LEMON: They say Cohen's truth is not the president's truth and it is not on the president's side or Rudy Giuliani's truth and it is on Rudy Giuliani's side. Rudy Giuliani is fighting a war of public opinion with the media. I think Michael Cohen and his representatives feel that he needs to do the same thing and one reason why he hired the new attorney, Lenny Davis, to fight that war is not afraid of a good fight.

BALDWIN: No, he's not. Don Lemon, thank you. We'll see you at 10:00 tonight.

LEMON: John Dean will join me tonight.

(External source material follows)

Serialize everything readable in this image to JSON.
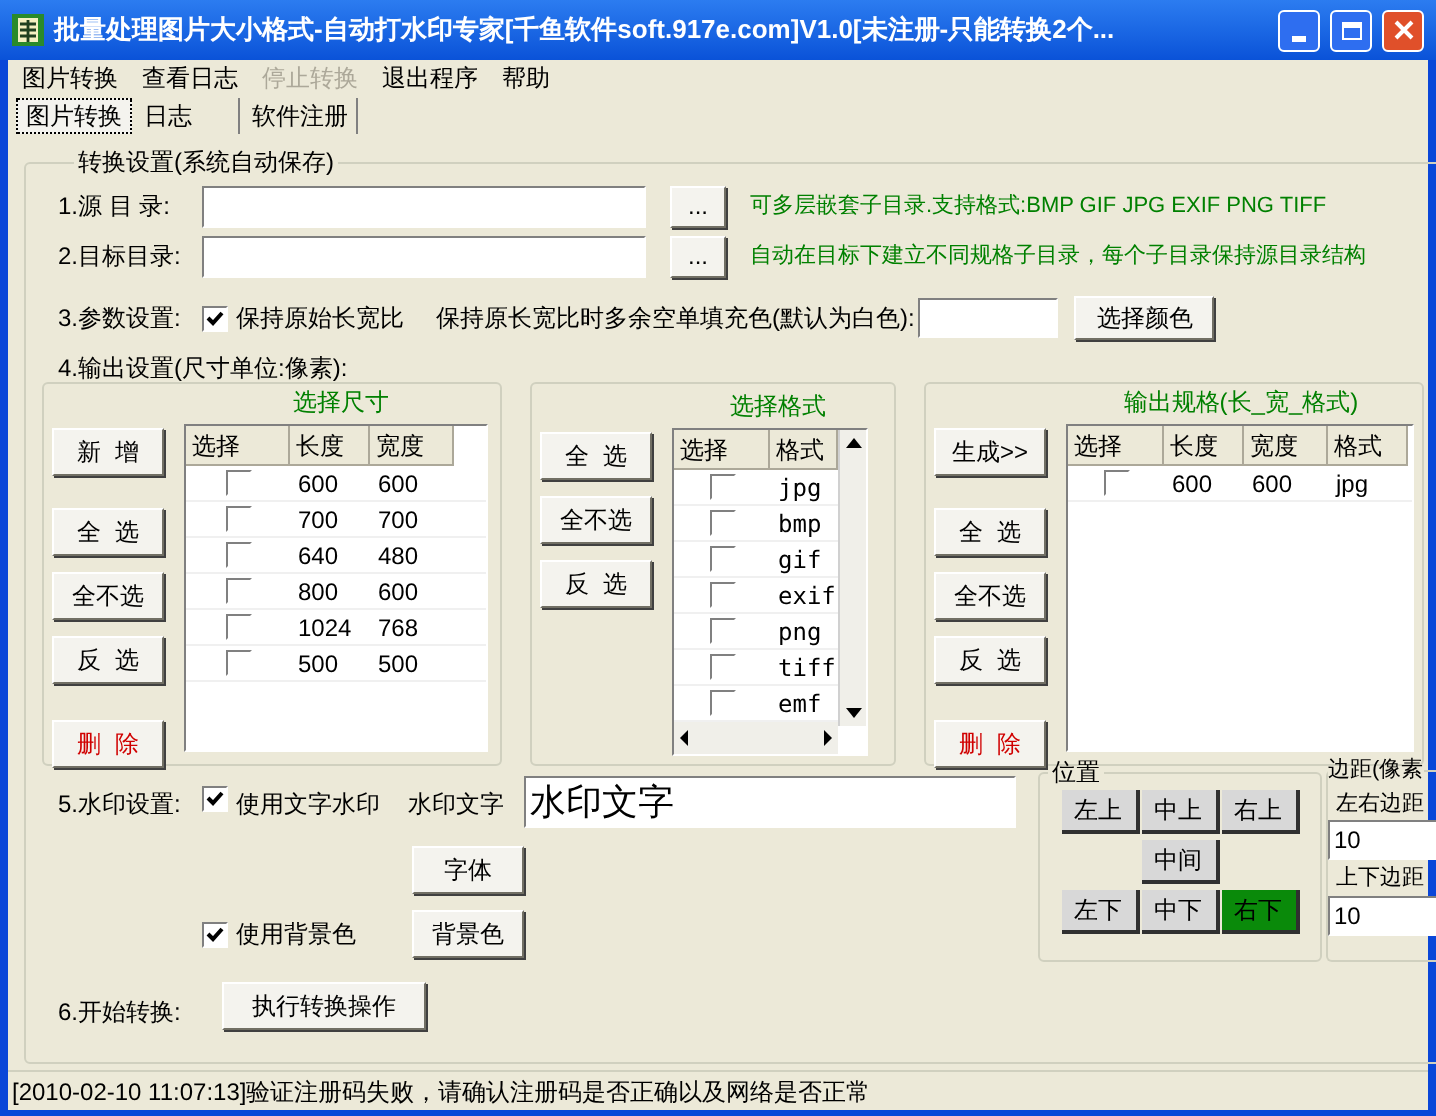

BALDWIN: That'll be a fascinating conversation on that. The Trump administration will miss today's deadline to reunite all the youngest children separated from their border. We'll speak to someone who's been taking care of these young children. Thailand, the story, all 12 members of the soccer team, the coach have been pulled out alive in this cave. Hear what happens during the final moment of this rescue.


BALDWIN: Today turning into really a day of disappointment for so many of the youngest children separated from their families at the southern border. These toddlers were supposed to be reunited with their loved ones today. Looks like it is not happening. In dozens of children are still just sitting in limbo. CNN cameras spotted some of those migrant children and their older siblings being transferred from holding facilities and then loaded into vans today. These are the lucky few who are expected to be with their --